In October 2012, “The Blue Room” was brought to CHESS to obtain complementary information — x-ray fluorescence (XRF) maps to obtain the distributions of individual elements used in pigments in the upper and lower layers — to what prior analyses had already provided. Obtaining these data at CHESS entailed a multi-institution, international collaboration — including the Phillips Collection, the University of Delaware, Cornell’s Johnson Museum as well as CHESS. The collaboration also included scientists from Brookhaven National Laboratory and the Commonwealth Scientific and Industrial Research Organization (CSIRO), who brought and setup a state-of-the-art detector, known as the Maia detector, designed from scratch for fast XRF mapping.

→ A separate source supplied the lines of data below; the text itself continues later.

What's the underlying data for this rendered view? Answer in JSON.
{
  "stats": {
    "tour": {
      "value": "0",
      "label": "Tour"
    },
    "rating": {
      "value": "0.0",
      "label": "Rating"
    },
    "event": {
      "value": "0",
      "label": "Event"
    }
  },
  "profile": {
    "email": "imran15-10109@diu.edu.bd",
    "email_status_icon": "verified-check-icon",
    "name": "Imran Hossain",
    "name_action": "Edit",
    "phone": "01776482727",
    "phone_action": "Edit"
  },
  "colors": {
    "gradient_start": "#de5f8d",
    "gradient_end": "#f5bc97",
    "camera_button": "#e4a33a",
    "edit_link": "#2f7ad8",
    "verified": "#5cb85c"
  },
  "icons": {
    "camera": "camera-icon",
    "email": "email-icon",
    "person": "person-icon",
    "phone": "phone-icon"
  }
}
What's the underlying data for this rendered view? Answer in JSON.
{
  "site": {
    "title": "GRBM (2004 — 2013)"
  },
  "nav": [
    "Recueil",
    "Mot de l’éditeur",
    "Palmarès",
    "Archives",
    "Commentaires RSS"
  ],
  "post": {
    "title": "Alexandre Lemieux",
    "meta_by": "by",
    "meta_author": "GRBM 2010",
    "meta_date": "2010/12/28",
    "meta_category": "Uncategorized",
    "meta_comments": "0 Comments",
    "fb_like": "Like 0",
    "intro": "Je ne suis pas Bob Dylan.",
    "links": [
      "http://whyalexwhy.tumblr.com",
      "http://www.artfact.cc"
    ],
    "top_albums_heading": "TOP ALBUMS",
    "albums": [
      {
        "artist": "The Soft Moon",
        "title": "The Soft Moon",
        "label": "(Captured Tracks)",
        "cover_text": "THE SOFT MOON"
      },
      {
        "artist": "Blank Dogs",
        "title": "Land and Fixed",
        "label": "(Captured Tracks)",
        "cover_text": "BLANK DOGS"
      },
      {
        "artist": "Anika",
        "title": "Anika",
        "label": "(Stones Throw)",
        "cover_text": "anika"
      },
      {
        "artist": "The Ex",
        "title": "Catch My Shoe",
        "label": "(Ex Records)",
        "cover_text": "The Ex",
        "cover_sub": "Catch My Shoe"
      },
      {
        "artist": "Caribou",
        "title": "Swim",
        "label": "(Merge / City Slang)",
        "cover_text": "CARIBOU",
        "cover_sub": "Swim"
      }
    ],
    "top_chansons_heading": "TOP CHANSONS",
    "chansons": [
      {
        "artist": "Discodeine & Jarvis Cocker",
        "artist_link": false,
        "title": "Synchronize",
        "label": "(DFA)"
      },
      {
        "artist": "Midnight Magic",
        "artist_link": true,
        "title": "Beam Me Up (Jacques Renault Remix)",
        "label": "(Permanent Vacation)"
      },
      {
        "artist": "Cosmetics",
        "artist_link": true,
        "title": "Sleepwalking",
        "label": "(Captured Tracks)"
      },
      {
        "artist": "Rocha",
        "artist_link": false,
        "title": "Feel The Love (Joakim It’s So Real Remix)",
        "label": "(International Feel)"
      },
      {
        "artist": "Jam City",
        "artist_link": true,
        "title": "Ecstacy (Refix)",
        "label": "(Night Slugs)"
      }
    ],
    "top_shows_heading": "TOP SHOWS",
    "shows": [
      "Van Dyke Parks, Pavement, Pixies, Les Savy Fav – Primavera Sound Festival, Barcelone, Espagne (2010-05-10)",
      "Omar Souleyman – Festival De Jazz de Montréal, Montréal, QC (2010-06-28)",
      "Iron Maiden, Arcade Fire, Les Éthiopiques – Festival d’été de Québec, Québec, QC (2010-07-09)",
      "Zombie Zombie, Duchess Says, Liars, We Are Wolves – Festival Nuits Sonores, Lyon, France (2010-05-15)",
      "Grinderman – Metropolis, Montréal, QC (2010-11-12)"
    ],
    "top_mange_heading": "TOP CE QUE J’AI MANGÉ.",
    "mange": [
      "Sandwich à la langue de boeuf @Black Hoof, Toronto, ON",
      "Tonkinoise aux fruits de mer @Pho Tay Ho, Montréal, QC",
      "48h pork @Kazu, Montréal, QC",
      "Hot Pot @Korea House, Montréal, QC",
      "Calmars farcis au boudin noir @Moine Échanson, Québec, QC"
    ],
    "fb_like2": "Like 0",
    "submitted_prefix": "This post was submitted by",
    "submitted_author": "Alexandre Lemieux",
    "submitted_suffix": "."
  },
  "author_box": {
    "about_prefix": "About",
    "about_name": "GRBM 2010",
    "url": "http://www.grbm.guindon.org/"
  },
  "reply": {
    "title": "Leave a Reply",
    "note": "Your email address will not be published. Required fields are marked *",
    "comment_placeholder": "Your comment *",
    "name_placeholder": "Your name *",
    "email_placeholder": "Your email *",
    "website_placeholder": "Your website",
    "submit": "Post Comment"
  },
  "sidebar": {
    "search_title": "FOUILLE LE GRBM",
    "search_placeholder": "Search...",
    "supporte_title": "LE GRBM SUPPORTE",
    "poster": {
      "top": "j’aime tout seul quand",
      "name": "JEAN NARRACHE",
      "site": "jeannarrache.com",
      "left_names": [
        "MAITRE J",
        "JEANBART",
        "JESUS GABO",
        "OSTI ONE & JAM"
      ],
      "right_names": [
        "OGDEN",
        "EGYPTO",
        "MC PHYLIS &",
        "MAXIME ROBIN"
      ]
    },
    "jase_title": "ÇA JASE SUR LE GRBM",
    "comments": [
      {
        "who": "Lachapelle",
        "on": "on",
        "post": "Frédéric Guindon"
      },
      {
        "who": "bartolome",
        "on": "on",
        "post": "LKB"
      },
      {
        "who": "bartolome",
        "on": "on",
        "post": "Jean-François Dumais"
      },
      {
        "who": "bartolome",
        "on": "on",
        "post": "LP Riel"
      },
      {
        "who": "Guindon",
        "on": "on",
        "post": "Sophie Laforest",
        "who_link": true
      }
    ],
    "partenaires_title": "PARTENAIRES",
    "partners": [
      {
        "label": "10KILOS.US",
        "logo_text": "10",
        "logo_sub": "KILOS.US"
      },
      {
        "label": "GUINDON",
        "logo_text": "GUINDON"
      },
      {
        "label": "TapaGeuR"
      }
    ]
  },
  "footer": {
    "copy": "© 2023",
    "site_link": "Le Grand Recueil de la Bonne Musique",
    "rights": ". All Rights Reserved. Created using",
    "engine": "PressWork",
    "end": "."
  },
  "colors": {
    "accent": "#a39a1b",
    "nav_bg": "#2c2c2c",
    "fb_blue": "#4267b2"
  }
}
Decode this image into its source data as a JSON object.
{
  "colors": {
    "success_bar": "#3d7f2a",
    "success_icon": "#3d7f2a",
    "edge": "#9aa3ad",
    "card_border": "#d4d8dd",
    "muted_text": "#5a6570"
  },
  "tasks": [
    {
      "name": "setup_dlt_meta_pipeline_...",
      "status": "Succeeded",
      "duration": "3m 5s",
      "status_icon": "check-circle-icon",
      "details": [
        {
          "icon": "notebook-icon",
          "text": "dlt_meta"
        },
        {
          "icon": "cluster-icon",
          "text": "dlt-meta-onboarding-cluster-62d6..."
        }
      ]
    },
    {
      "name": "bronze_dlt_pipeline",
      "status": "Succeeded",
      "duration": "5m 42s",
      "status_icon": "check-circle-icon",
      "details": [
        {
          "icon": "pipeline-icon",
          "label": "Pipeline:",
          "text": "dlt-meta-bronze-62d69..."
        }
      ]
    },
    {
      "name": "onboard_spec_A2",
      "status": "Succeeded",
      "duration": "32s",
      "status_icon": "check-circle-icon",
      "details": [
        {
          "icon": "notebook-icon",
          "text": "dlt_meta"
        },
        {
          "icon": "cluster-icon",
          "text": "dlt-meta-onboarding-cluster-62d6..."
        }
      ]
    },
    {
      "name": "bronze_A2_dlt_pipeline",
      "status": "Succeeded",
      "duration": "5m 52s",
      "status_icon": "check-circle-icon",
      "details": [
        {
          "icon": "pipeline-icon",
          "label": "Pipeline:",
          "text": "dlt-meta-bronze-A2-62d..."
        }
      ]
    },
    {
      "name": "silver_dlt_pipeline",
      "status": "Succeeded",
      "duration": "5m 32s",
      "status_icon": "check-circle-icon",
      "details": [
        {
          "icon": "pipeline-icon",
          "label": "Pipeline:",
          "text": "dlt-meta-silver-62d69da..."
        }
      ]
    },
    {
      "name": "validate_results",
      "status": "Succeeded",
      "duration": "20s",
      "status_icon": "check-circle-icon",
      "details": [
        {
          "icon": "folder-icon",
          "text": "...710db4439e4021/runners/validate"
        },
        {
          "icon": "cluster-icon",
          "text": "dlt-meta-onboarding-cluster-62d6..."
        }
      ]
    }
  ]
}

On March 22nd, the results of these measurements, as well as the many other analyses brought to bear over several years of study on “The Blue Room,” were published in the Open Access journal Heritage Science, in a comprehensive manuscript, “Reflectance imaging spectroscopy and synchrotron radiation X-ray fluorescence mapping used in a technical study of The Blue Room by Pablo Picasso.” ( The manuscript describes how different data sets are used to identify the palette used for both images, and establish the distribution of that palette throughout the painting, as well as identify an unusual, red and yellow flower located on the shirt of the subject in the buried portrait. This last, tantalizing detail may eventually help identify the sitter for the buried portrait.



Submitted by: Arthur Woll, CHESS, Cornell University